Then last Tuesday, Pope-Civitas director Francis DeLuca authored a lengthy article in which he attacked McCrory for speaking at an event that also featured speakers from the Institute for Minority Economic Development (a group DeLuca derided for having worked with Rev. William Barber’s Historic Thousands of Jones Street Coalition). The article even highlighted the fact that Yolanda Stith, wife of McCrory chief of staff Thomas Stith, is a lobbyist on behalf of one of the conveners of the event.
Today, both articles appear to have all but vanished from the Pope-Civitas websites. The DeLuca article “Candidate McCrory Had It Right,” was posted on the Civitas Review blog September 10, but a search of the archives for the blog for that today now turns up no such article. You can read the Google cache version (thanks to one of our intrepid friends for finding it) by clicking here. Here’s the rather remarkable lead sentence:

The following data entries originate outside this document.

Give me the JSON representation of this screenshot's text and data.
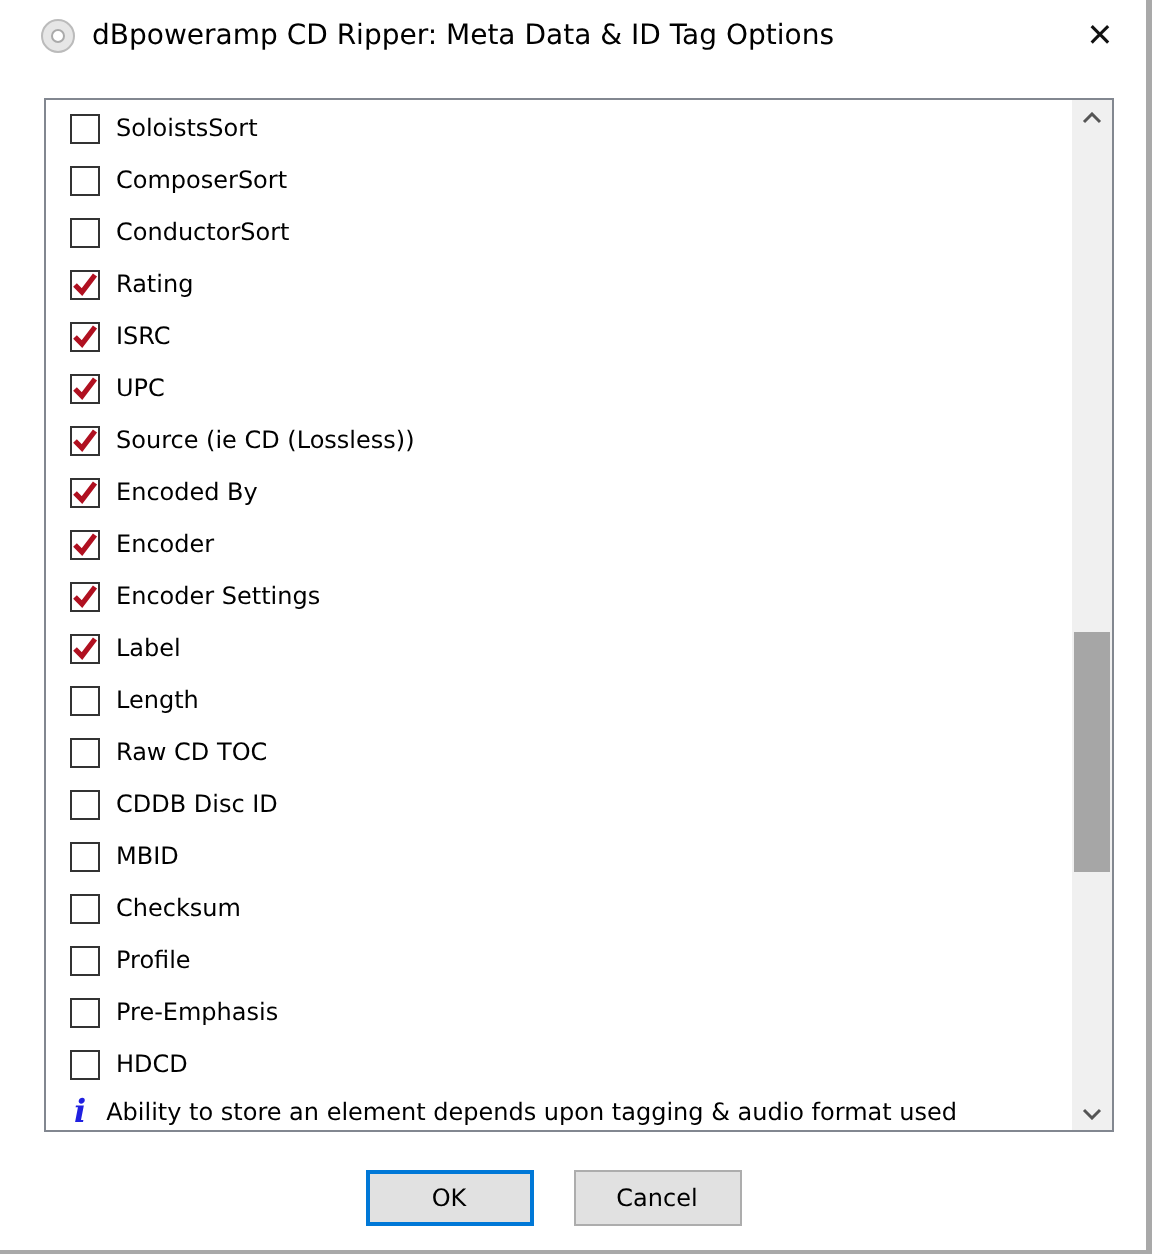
{
  "window": {
    "title": "dBpoweramp CD Ripper: Meta Data & ID Tag Options",
    "close": "✕"
  },
  "tags": [
    {
      "label": "SoloistsSort",
      "checked": false
    },
    {
      "label": "ComposerSort",
      "checked": false
    },
    {
      "label": "ConductorSort",
      "checked": false
    },
    {
      "label": "Rating",
      "checked": true
    },
    {
      "label": "ISRC",
      "checked": true
    },
    {
      "label": "UPC",
      "checked": true
    },
    {
      "label": "Source (ie CD (Lossless))",
      "checked": true
    },
    {
      "label": "Encoded By",
      "checked": true
    },
    {
      "label": "Encoder",
      "checked": true
    },
    {
      "label": "Encoder Settings",
      "checked": true
    },
    {
      "label": "Label",
      "checked": true
    },
    {
      "label": "Length",
      "checked": false
    },
    {
      "label": "Raw CD TOC",
      "checked": false
    },
    {
      "label": "CDDB Disc ID",
      "checked": false
    },
    {
      "label": "MBID",
      "checked": false
    },
    {
      "label": "Checksum",
      "checked": false
    },
    {
      "label": "Profile",
      "checked": false
    },
    {
      "label": "Pre-Emphasis",
      "checked": false
    },
    {
      "label": "HDCD",
      "checked": false
    }
  ],
  "info": {
    "icon": "i",
    "text": "Ability to store an element depends upon tagging & audio format used"
  },
  "buttons": [
    {
      "label": "OK",
      "selected": true
    },
    {
      "label": "Cancel",
      "selected": false
    }
  ]
}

“As a candidate, Pat McCrory promised to change the culture of cronyism and insider dealing in Raleigh. As governor, however, he is getting awfully cozy with some of the groups that have pigged out for years at the government trough.”
The “Tell Gov. McCrory to Enforce the Law” piece (which was prominently featured on the front page of main website for several days) is now no nowhere to be found unless one clicks on a link that accompanied a Civitas email sent last Wednesday or runs a word search of the website. It’s not listed anywhere that I can find under any of the categories on the site — strange treatment for such a new piece.
So, what to make of all this? Did Civitas have a change of heart? Did the group get a memo from You-Know-Who telling them to cool it?
Obviously, everyone makes mistakes and/or has second thoughts after hitting the “send” or “publish” buttons on occasion, but these two changes — coming, as they did, at a moment in which the Governor is being widely assailed from all angles — certainly ought to raise an eyebrow or two.